[Source records]
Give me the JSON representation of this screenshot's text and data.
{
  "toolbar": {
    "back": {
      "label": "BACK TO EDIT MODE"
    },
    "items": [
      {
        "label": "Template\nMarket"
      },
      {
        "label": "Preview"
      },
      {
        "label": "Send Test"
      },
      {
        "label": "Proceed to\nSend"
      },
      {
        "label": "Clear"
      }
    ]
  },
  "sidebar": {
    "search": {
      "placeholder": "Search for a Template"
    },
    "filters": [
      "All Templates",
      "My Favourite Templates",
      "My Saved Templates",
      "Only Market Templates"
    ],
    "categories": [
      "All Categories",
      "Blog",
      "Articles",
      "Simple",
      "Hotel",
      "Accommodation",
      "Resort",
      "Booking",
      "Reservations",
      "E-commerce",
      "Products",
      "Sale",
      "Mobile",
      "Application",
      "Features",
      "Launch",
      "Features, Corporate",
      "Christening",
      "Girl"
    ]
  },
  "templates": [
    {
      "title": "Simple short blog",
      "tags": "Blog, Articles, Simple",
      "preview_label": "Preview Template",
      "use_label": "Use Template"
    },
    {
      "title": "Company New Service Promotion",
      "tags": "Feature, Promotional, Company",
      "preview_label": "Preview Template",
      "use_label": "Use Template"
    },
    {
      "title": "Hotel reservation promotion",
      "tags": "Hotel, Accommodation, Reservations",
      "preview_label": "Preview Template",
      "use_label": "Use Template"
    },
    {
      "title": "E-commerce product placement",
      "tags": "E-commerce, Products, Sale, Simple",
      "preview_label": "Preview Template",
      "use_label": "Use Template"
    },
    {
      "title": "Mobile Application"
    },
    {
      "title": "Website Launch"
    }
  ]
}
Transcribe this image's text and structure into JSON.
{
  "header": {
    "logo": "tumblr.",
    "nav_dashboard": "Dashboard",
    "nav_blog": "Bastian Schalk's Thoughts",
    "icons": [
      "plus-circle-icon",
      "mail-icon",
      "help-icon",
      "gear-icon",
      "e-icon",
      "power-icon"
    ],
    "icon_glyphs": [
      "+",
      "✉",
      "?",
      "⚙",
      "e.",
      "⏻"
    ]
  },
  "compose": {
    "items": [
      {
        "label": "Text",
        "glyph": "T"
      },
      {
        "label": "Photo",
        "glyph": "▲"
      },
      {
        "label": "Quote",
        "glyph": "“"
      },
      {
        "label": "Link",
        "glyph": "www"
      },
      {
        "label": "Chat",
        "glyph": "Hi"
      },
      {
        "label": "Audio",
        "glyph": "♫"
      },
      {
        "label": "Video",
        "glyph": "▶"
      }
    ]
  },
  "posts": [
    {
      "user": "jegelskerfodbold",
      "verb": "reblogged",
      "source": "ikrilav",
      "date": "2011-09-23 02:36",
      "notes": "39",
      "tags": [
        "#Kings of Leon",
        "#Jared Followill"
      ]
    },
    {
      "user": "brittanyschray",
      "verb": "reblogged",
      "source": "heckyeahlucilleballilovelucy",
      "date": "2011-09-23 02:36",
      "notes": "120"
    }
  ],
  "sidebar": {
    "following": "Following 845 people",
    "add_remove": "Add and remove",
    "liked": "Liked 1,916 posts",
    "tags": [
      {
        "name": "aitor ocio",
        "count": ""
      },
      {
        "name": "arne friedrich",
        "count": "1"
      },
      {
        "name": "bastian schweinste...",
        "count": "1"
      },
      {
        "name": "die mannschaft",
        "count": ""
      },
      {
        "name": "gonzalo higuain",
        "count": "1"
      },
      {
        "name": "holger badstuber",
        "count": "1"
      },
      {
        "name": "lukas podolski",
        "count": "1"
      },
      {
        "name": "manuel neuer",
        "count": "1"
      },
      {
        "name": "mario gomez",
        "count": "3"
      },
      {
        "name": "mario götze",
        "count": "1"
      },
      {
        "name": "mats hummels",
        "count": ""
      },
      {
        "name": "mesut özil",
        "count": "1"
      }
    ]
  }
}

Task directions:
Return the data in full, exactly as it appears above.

Solution:
Give me the JSON representation of this screenshot's text and data.
{
  "toolbar": {
    "back": {
      "label": "BACK TO EDIT MODE"
    },
    "items": [
      {
        "label": "Template\nMarket"
      },
      {
        "label": "Preview"
      },
      {
        "label": "Send Test"
      },
      {
        "label": "Proceed to\nSend"
      },
      {
        "label": "Clear"
      }
    ]
  },
  "sidebar": {
    "search": {
      "placeholder": "Search for a Template"
    },
    "filters": [
      "All Templates",
      "My Favourite Templates",
      "My Saved Templates",
      "Only Market Templates"
    ],
    "categories": [
      "All Categories",
      "Blog",
      "Articles",
      "Simple",
      "Hotel",
      "Accommodation",
      "Resort",
      "Booking",
      "Reservations",
      "E-commerce",
      "Products",
      "Sale",
      "Mobile",
      "Application",
      "Features",
      "Launch",
      "Features, Corporate",
      "Christening",
      "Girl"
    ]
  },
  "templates": [
    {
      "title": "Simple short blog",
      "tags": "Blog, Articles, Simple",
      "preview_label": "Preview Template",
      "use_label": "Use Template"
    },
    {
      "title": "Company New Service Promotion",
      "tags": "Feature, Promotional, Company",
      "preview_label": "Preview Template",
      "use_label": "Use Template"
    },
    {
      "title": "Hotel reservation promotion",
      "tags": "Hotel, Accommodation, Reservations",
      "preview_label": "Preview Template",
      "use_label": "Use Template"
    },
    {
      "title": "E-commerce product placement",
      "tags": "E-commerce, Products, Sale, Simple",
      "preview_label": "Preview Template",
      "use_label": "Use Template"
    },
    {
      "title": "Mobile Application"
    },
    {
      "title": "Website Launch"
    }
  ]
}
Transcribe this image's text and structure into JSON.
{
  "header": {
    "logo": "tumblr.",
    "nav_dashboard": "Dashboard",
    "nav_blog": "Bastian Schalk's Thoughts",
    "icons": [
      "plus-circle-icon",
      "mail-icon",
      "help-icon",
      "gear-icon",
      "e-icon",
      "power-icon"
    ],
    "icon_glyphs": [
      "+",
      "✉",
      "?",
      "⚙",
      "e.",
      "⏻"
    ]
  },
  "compose": {
    "items": [
      {
        "label": "Text",
        "glyph": "T"
      },
      {
        "label": "Photo",
        "glyph": "▲"
      },
      {
        "label": "Quote",
        "glyph": "“"
      },
      {
        "label": "Link",
        "glyph": "www"
      },
      {
        "label": "Chat",
        "glyph": "Hi"
      },
      {
        "label": "Audio",
        "glyph": "♫"
      },
      {
        "label": "Video",
        "glyph": "▶"
      }
    ]
  },
  "posts": [
    {
      "user": "jegelskerfodbold",
      "verb": "reblogged",
      "source": "ikrilav",
      "date": "2011-09-23 02:36",
      "notes": "39",
      "tags": [
        "#Kings of Leon",
        "#Jared Followill"
      ]
    },
    {
      "user": "brittanyschray",
      "verb": "reblogged",
      "source": "heckyeahlucilleballilovelucy",
      "date": "2011-09-23 02:36",
      "notes": "120"
    }
  ],
  "sidebar": {
    "following": "Following 845 people",
    "add_remove": "Add and remove",
    "liked": "Liked 1,916 posts",
    "tags": [
      {
        "name": "aitor ocio",
        "count": ""
      },
      {
        "name": "arne friedrich",
        "count": "1"
      },
      {
        "name": "bastian schweinste...",
        "count": "1"
      },
      {
        "name": "die mannschaft",
        "count": ""
      },
      {
        "name": "gonzalo higuain",
        "count": "1"
      },
      {
        "name": "holger badstuber",
        "count": "1"
      },
      {
        "name": "lukas podolski",
        "count": "1"
      },
      {
        "name": "manuel neuer",
        "count": "1"
      },
      {
        "name": "mario gomez",
        "count": "3"
      },
      {
        "name": "mario götze",
        "count": "1"
      },
      {
        "name": "mats hummels",
        "count": ""
      },
      {
        "name": "mesut özil",
        "count": "1"
      }
    ]
  }
}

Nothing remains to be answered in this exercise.